1: Review of Chemical Bonding

  • Page ID
  • Learning Objectives

    • Be able to draw Lewis dot structures, assign formal charges, predict molecular geometries (including bond angles), and calculate bond orders for molecules, including hypervalent molecules and ions.
    • Describe hypervalent molecules using no-bond resonance.
    • Understand and articulate how predictions of molecular structure and bonding can be experimentally verified.
    • Learn to construct hybrid orbitals from s and p atomic orbitals.
    • Use the isoelectronic principle to design new molecules and solids.
    • Rationalize bond strength and chemical reactivity using bond polarity arguments.
    • Interrelate bond length and bond strength.

    There is no topic more fundamental to Chemistry than the nature of the chemical bond, and the introduction you find here will provide you with an overview of the fundamentals and a basis for further study.

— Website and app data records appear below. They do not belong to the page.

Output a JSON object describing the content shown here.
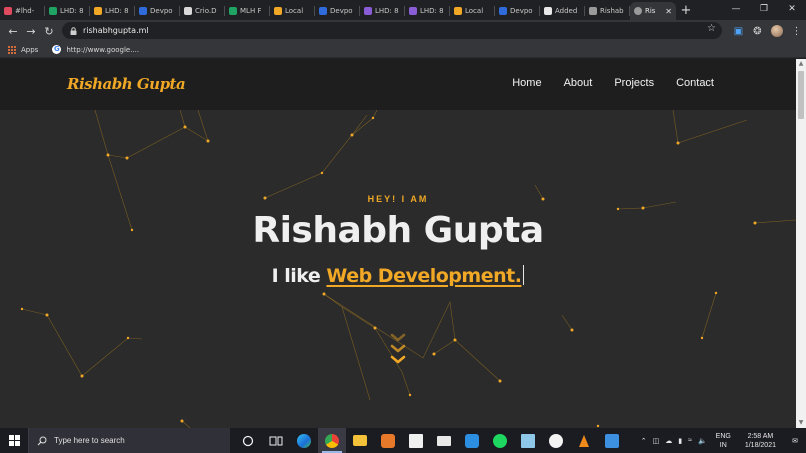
{
  "browser": {
    "tabs": [
      {
        "label": "#lhd-",
        "color": "#e04a5f"
      },
      {
        "label": "LHD: 8",
        "color": "#1fa463"
      },
      {
        "label": "LHD: 8",
        "color": "#f0a826"
      },
      {
        "label": "Devpo",
        "color": "#2f6bdb"
      },
      {
        "label": "Crio.D",
        "color": "#d9d9d9"
      },
      {
        "label": "MLH F",
        "color": "#1fa463"
      },
      {
        "label": "Local",
        "color": "#f0a826"
      },
      {
        "label": "Devpo",
        "color": "#2f6bdb"
      },
      {
        "label": "LHD: 8",
        "color": "#8a5cd6"
      },
      {
        "label": "LHD: 8",
        "color": "#8a5cd6"
      },
      {
        "label": "Local",
        "color": "#f0a826"
      },
      {
        "label": "Devpo",
        "color": "#2f6bdb"
      },
      {
        "label": "Added",
        "color": "#e8e8e8"
      },
      {
        "label": "Rishab",
        "color": "#9a9a9a"
      }
    ],
    "active_tab": {
      "label": "Ris",
      "close": "✕"
    },
    "new_tab": "+",
    "window_controls": {
      "minimize": "—",
      "maximize": "❐",
      "close": "✕"
    },
    "url": "rishabhgupta.ml",
    "bookmarks": [
      {
        "label": "Apps"
      },
      {
        "label": "http://www.google...."
      }
    ]
  },
  "site": {
    "logo": "Rishabh Gupta",
    "nav": [
      "Home",
      "About",
      "Projects",
      "Contact"
    ],
    "eyebrow": "HEY! I AM",
    "name": "Rishabh Gupta",
    "tagline_prefix": "I like ",
    "tagline_typed": "Web Development.",
    "accent": "#f0a826"
  },
  "taskbar": {
    "search_placeholder": "Type here to search",
    "lang_line1": "ENG",
    "lang_line2": "IN",
    "time": "2:58 AM",
    "date": "1/18/2021"
  }
}
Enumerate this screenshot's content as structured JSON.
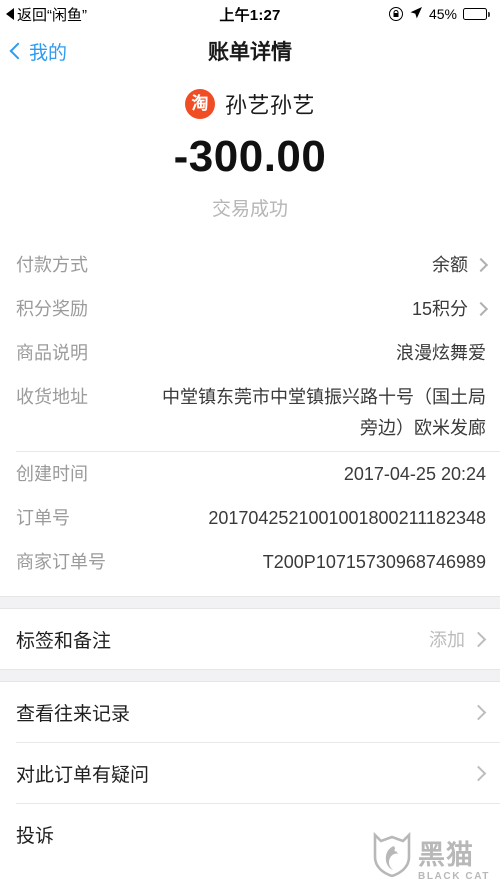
{
  "status_bar": {
    "back_label": "返回“闲鱼”",
    "time": "上午1:27",
    "battery_percent": "45%",
    "battery_level": 45,
    "icons": [
      "back-triangle-icon",
      "rotation-lock-icon",
      "location-arrow-icon",
      "battery-icon"
    ]
  },
  "nav": {
    "back_label": "我的",
    "title": "账单详情",
    "accent_color": "#2d9cf0"
  },
  "summary": {
    "merchant_logo_glyph": "淘",
    "merchant_logo_color": "#f04d24",
    "merchant_name": "孙艺孙艺",
    "amount": "-300.00",
    "trade_status": "交易成功"
  },
  "details": [
    {
      "label": "付款方式",
      "value": "余额",
      "chevron": true
    },
    {
      "label": "积分奖励",
      "value": "15积分",
      "chevron": true
    },
    {
      "label": "商品说明",
      "value": "浪漫炫舞爱",
      "chevron": false
    },
    {
      "label": "收货地址",
      "value": "中堂镇东莞市中堂镇振兴路十号（国土局旁边）欧米发廊",
      "chevron": false
    }
  ],
  "order_info": [
    {
      "label": "创建时间",
      "value": "2017-04-25 20:24"
    },
    {
      "label": "订单号",
      "value": "2017042521001001800211182348"
    },
    {
      "label": "商家订单号",
      "value": "T200P10715730968746989"
    }
  ],
  "tag_row": {
    "label": "标签和备注",
    "action": "添加"
  },
  "actions": [
    {
      "label": "查看往来记录",
      "chevron": true
    },
    {
      "label": "对此订单有疑问",
      "chevron": true
    },
    {
      "label": "投诉",
      "chevron": false
    }
  ],
  "watermark": {
    "cn": "黑猫",
    "en": "BLACK CAT"
  }
}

    • 1.1: Prelude to Chemical Bonding
      Molecules (and extended solids) are built from atoms that form chemical bonds. Theories of bonding seek to explain why molecules and solids form, what their structures are, why some are more stable than others, and how they react. The theory of chemical bonding has a long history, dating back to ancient Greece and the atomists Democritus, Leucippus, and the Epicureans.
    • 1.2: Waves and Electromagnetic Radiation
    • 1.3: Quantization of Energy
    • 1.4: Atomic Orbitals and Their Energies
    • 1.5: Slater's Rules
      Slater's rules allow you to estimate the effective nuclear charge from the real number of protons in the nucleus and the effective shielding of electrons in each orbital "shell" (e.g., to compare the effective nuclear charge and shielding 3d and 4s in transition metals). Slater's rules are fairly simple and produce fairly accurate predictions of things like the electron configurations and ionization energies.
    • 1.6: References